Activity – Looking at each line of the data below, tally those that contain the word "Rocketpress" and give only the total.

··· Information supplied

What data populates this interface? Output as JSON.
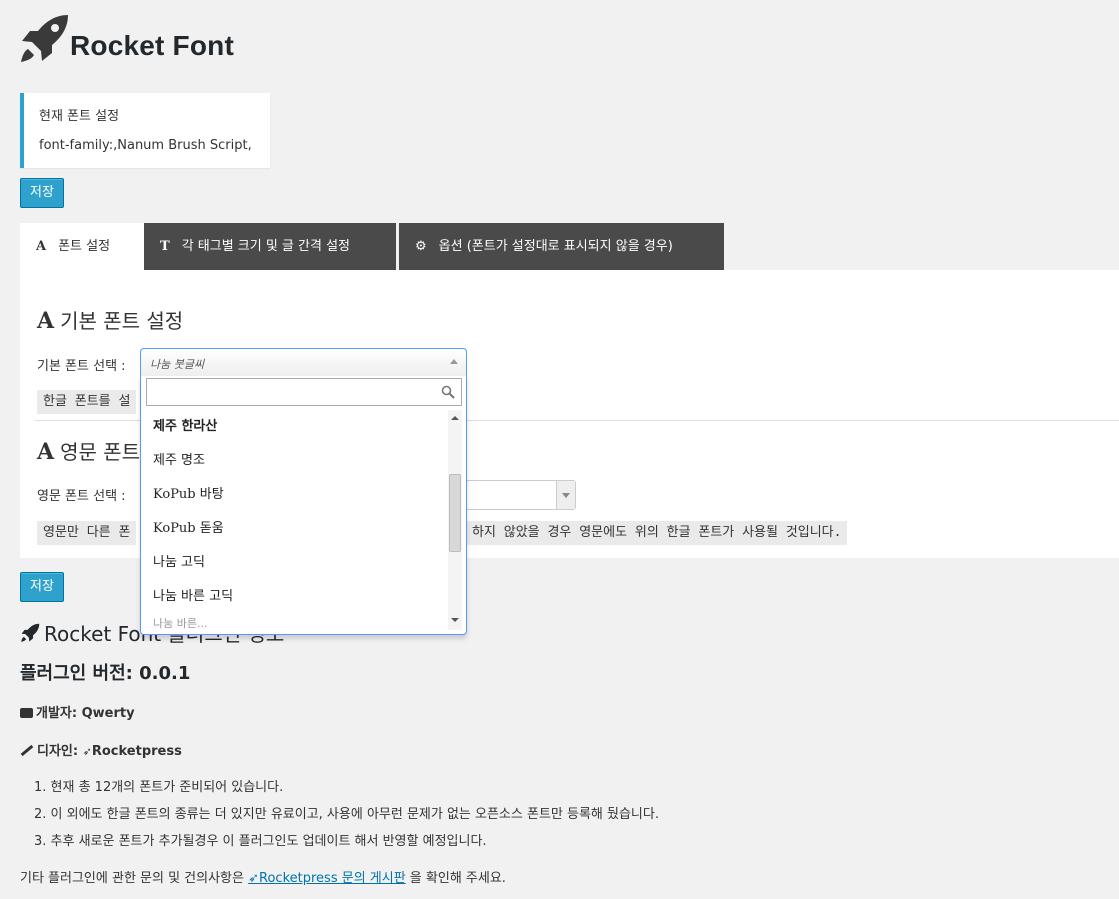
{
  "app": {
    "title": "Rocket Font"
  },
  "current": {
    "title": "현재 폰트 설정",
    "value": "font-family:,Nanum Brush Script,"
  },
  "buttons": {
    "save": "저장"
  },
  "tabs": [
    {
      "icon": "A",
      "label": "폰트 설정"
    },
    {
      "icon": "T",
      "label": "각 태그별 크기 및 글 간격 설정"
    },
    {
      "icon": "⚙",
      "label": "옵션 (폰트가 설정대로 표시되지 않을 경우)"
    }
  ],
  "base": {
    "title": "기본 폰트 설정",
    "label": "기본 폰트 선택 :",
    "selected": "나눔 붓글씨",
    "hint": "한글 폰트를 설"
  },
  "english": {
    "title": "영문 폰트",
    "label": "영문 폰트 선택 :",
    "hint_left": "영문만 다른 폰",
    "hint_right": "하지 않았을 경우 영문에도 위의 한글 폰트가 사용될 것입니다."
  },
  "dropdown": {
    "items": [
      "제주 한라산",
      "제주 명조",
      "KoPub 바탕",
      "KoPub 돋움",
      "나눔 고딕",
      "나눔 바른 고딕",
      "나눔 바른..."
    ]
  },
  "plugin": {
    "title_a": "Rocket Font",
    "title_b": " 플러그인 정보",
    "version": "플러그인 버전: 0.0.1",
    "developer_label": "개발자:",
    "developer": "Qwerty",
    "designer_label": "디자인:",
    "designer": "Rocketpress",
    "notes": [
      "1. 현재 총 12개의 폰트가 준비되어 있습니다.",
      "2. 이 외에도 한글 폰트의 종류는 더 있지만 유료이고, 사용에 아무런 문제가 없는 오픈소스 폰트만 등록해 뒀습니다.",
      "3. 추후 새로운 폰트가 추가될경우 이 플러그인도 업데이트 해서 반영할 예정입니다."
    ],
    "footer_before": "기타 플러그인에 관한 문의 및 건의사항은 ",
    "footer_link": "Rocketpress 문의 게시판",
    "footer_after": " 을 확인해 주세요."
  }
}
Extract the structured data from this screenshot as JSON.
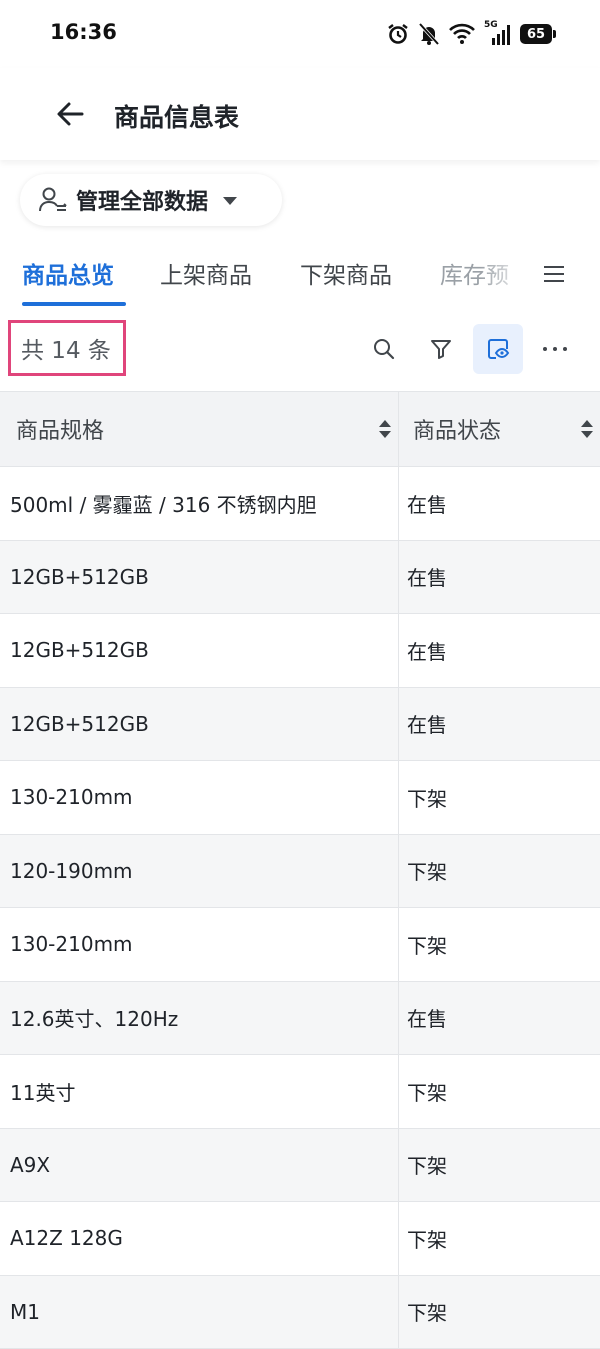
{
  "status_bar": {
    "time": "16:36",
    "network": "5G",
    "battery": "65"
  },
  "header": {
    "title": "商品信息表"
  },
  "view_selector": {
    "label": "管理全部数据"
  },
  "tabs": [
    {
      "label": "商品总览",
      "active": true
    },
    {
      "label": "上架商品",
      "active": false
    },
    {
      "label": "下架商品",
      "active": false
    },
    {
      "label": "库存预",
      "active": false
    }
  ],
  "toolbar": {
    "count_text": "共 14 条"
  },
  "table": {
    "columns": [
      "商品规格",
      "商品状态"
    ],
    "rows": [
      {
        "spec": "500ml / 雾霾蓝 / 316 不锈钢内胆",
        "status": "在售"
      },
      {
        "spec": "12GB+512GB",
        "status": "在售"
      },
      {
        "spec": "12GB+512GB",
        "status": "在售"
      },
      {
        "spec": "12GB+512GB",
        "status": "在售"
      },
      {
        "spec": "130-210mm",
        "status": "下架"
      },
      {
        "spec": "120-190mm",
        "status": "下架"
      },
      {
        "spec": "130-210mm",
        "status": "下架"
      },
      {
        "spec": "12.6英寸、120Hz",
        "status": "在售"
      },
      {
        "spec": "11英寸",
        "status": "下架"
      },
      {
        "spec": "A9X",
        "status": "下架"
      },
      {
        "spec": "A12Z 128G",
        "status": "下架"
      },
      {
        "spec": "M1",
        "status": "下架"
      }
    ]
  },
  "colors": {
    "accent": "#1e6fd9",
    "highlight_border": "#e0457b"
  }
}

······

Problem solution – 2